By a recent count in Kentucky there were 429 probation and parole officers supervising 38,754 parolees and probationers, who were responsible for completing over 19,000 pre-sentence investigations.
- Strayer University - Bachelors of Science Degree in Criminal Justice
Nationally, over the next decade probation and parole officer jobs are projected to grow by 18 percent, and the salary for an entry-level probation and parole officer in Kentucky starts at $2,427.44 per month.
Probation and parole officer (PPOs) jobs in Kentucky require applicants to have at least a bachelor’s degree from any accredited university, college, or education institution. This includes psychology, criminal justice, social work, or any other field.
Training and Experience Requirements
There are no prior experience requirements for PPO jobs and careers. All training will be provided, beginning with an orientation for new employees and computer-based training. Following this is a week of training dedicated to the Level of Service Case Management Inventory (LSCMI), an assessment test given to offenders designed to measure their level of needed attention, and risks posed by and to each offender. A final week will be devoted to firearms training and qualification.
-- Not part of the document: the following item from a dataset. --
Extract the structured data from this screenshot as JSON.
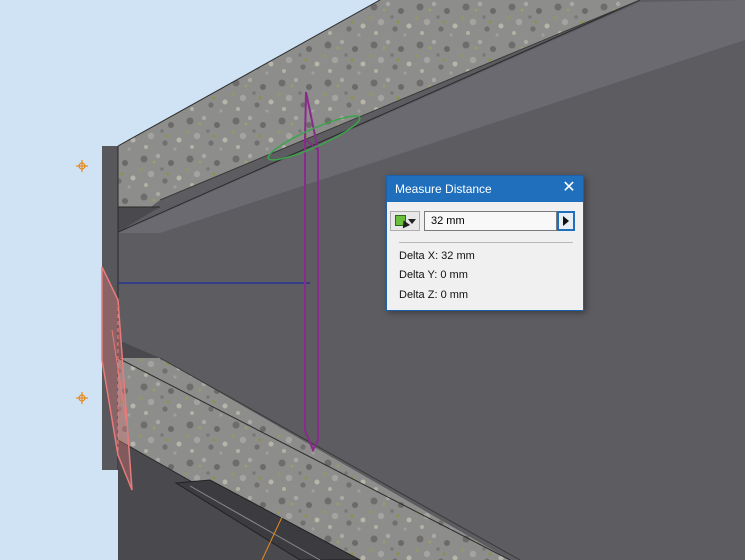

Finally PPOs will need to complete a 16-hour course in-service training focusing on professional development.
How to Become a PPO: Applying
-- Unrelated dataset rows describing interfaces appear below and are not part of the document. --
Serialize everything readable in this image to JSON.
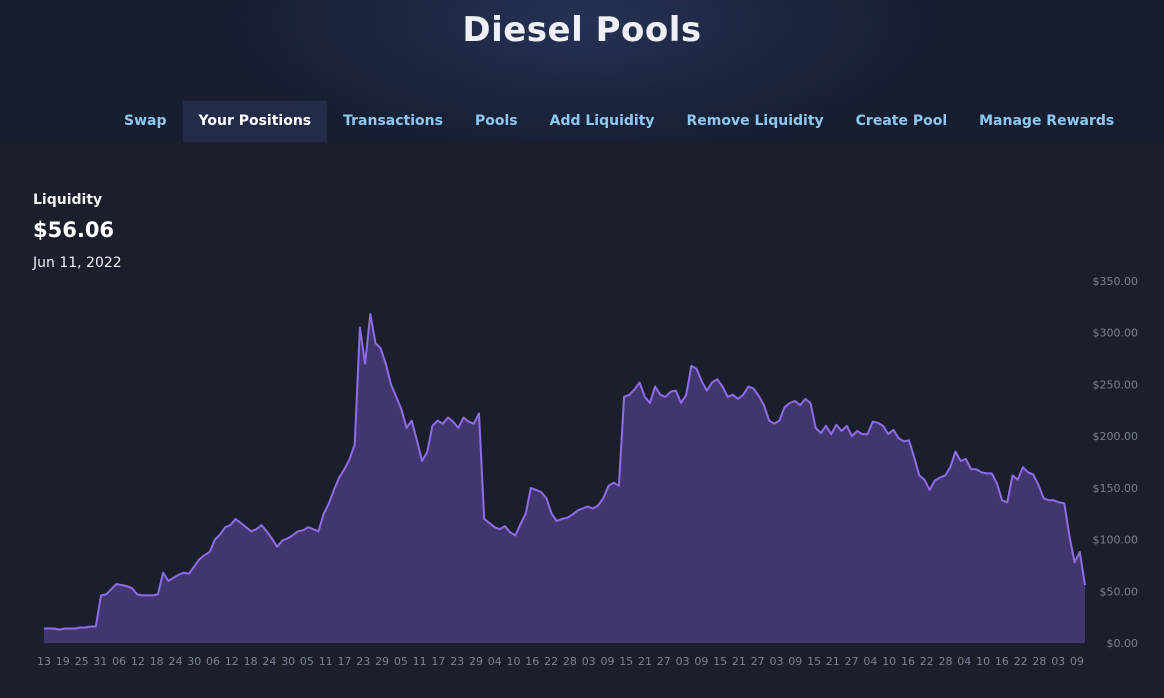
{
  "header": {
    "title": "Diesel Pools"
  },
  "nav": {
    "items": [
      {
        "label": "Swap",
        "active": false
      },
      {
        "label": "Your Positions",
        "active": true
      },
      {
        "label": "Transactions",
        "active": false
      },
      {
        "label": "Pools",
        "active": false
      },
      {
        "label": "Add Liquidity",
        "active": false
      },
      {
        "label": "Remove Liquidity",
        "active": false
      },
      {
        "label": "Create Pool",
        "active": false
      },
      {
        "label": "Manage Rewards",
        "active": false
      }
    ]
  },
  "summary": {
    "label": "Liquidity",
    "value": "$56.06",
    "date": "Jun 11, 2022"
  },
  "colors": {
    "line": "#8f6ce8",
    "fill": "#41376e",
    "accent_nav": "#8ec8f0"
  },
  "chart_data": {
    "type": "area",
    "ylim": [
      0,
      350
    ],
    "y_tick_labels": [
      "$0.00",
      "$50.00",
      "$100.00",
      "$150.00",
      "$200.00",
      "$250.00",
      "$300.00",
      "$350.00"
    ],
    "y_tick_values": [
      0,
      50,
      100,
      150,
      200,
      250,
      300,
      350
    ],
    "x_tick_labels": [
      "13",
      "19",
      "25",
      "31",
      "06",
      "12",
      "18",
      "24",
      "30",
      "06",
      "12",
      "18",
      "24",
      "30",
      "05",
      "11",
      "17",
      "23",
      "29",
      "05",
      "11",
      "17",
      "23",
      "29",
      "04",
      "10",
      "16",
      "22",
      "28",
      "03",
      "09",
      "15",
      "21",
      "27",
      "03",
      "09",
      "15",
      "21",
      "27",
      "03",
      "09",
      "15",
      "21",
      "27",
      "04",
      "10",
      "16",
      "22",
      "28",
      "04",
      "10",
      "16",
      "22",
      "28",
      "03",
      "09"
    ],
    "values": [
      14,
      14,
      14,
      13,
      14,
      14,
      14,
      15,
      15,
      16,
      16,
      46,
      47,
      52,
      57,
      56,
      55,
      53,
      47,
      46,
      46,
      46,
      47,
      68,
      60,
      63,
      66,
      68,
      67,
      74,
      81,
      85,
      88,
      100,
      105,
      112,
      114,
      120,
      116,
      112,
      108,
      110,
      114,
      108,
      101,
      93,
      99,
      101,
      104,
      108,
      109,
      112,
      110,
      108,
      125,
      135,
      148,
      160,
      168,
      178,
      192,
      305,
      270,
      318,
      290,
      285,
      270,
      250,
      238,
      226,
      208,
      215,
      196,
      176,
      185,
      210,
      215,
      212,
      218,
      214,
      208,
      218,
      214,
      212,
      222,
      120,
      116,
      112,
      110,
      113,
      107,
      104,
      115,
      125,
      150,
      148,
      146,
      140,
      125,
      118,
      120,
      121,
      124,
      128,
      130,
      132,
      130,
      133,
      140,
      152,
      155,
      152,
      238,
      240,
      245,
      252,
      238,
      232,
      248,
      240,
      238,
      243,
      244,
      232,
      240,
      268,
      265,
      253,
      244,
      252,
      255,
      248,
      238,
      240,
      236,
      240,
      248,
      246,
      239,
      230,
      215,
      212,
      215,
      228,
      232,
      234,
      230,
      236,
      232,
      208,
      203,
      210,
      202,
      211,
      205,
      210,
      200,
      205,
      202,
      202,
      214,
      213,
      210,
      202,
      206,
      198,
      195,
      196,
      180,
      162,
      158,
      148,
      157,
      160,
      162,
      170,
      185,
      176,
      178,
      168,
      168,
      165,
      164,
      164,
      154,
      138,
      136,
      162,
      158,
      170,
      165,
      163,
      153,
      140,
      138,
      138,
      136,
      135,
      103,
      78,
      88,
      56
    ]
  }
}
Before filling out an application, candidates interested in learning how to become probation and parole officers in Kentucky should first confirm they meet the minimum requirements:
- Bachelor’s degree
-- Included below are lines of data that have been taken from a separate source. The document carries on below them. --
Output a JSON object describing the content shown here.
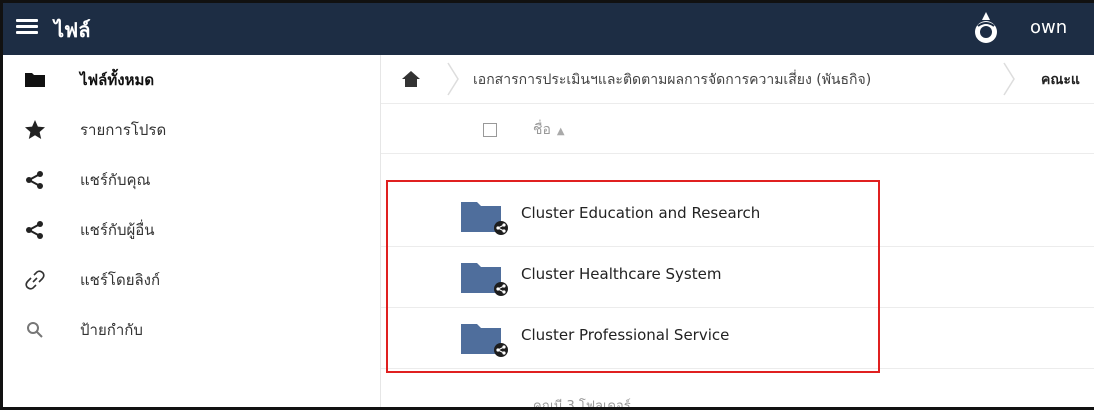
{
  "header": {
    "app_title": "ไฟล์",
    "user_name": "own"
  },
  "sidebar": {
    "items": [
      {
        "label": "ไฟล์ทั้งหมด",
        "icon": "folder-icon",
        "active": true
      },
      {
        "label": "รายการโปรด",
        "icon": "star-icon"
      },
      {
        "label": "แชร์กับคุณ",
        "icon": "share-icon"
      },
      {
        "label": "แชร์กับผู้อื่น",
        "icon": "share-icon"
      },
      {
        "label": "แชร์โดยลิงก์",
        "icon": "link-icon"
      },
      {
        "label": "ป้ายกำกับ",
        "icon": "search-icon"
      }
    ]
  },
  "breadcrumb": {
    "items": [
      "เอกสารการประเมินฯและติดตามผลการจัดการความเสี่ยง (พันธกิจ)",
      "คณะแ"
    ]
  },
  "list": {
    "column_name": "ชื่อ",
    "folders": [
      {
        "name": "Cluster Education and Research"
      },
      {
        "name": "Cluster Healthcare System"
      },
      {
        "name": "Cluster Professional Service"
      }
    ],
    "summary": "คณมี 3 โฟลเดอร์"
  },
  "colors": {
    "header_bg": "#1d2d44",
    "folder": "#4f6e9c",
    "highlight": "#e02020"
  }
}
- At least 21 years old
- Able to pass a drug screening and background check
- Physical ability to perform job duties
Applications are submitted online and require the applicant to have internet access and an email address. Applications are only accepted when there is a current opening for PPOs. Candidates will need to access the Kentucky State Personnel Cabinet’s website, create an online profile, and search for an opening for Probation and Parole Officer I for entry level jobs.
Applicants will hear back from the human resources department as to whether or not their application has been successful, and if so receive further instructions about an interview date and other details regarding the application process.
Successful applicants who make it through the training and other evaluations, and who are then hired as PPOs, will be responsible for carrying out these job duties:
- Formulate a plan with the offender for supervision
- Prepare documents as ordered by the court and parole board
- Act as a liaison between the offender and enforcement officials
- Testify in court
- Maintain and prepare reports and records on offenders
- Provide supervision and counsel for offenders
The court may order special restrictions or conditions for offenders that PPOs must monitor, including:
- Attendance of drug treatment programs
- Paying child support or restitution
- Mandated job searches
- Additional requirements for sex offenders:
- Certain proximity requirements
During the first six months to a year, newly hired PPOs will be on probation. An officer’s first year will also demand more time for training and education courses, after which time there will be a lesser requirement for continuing education.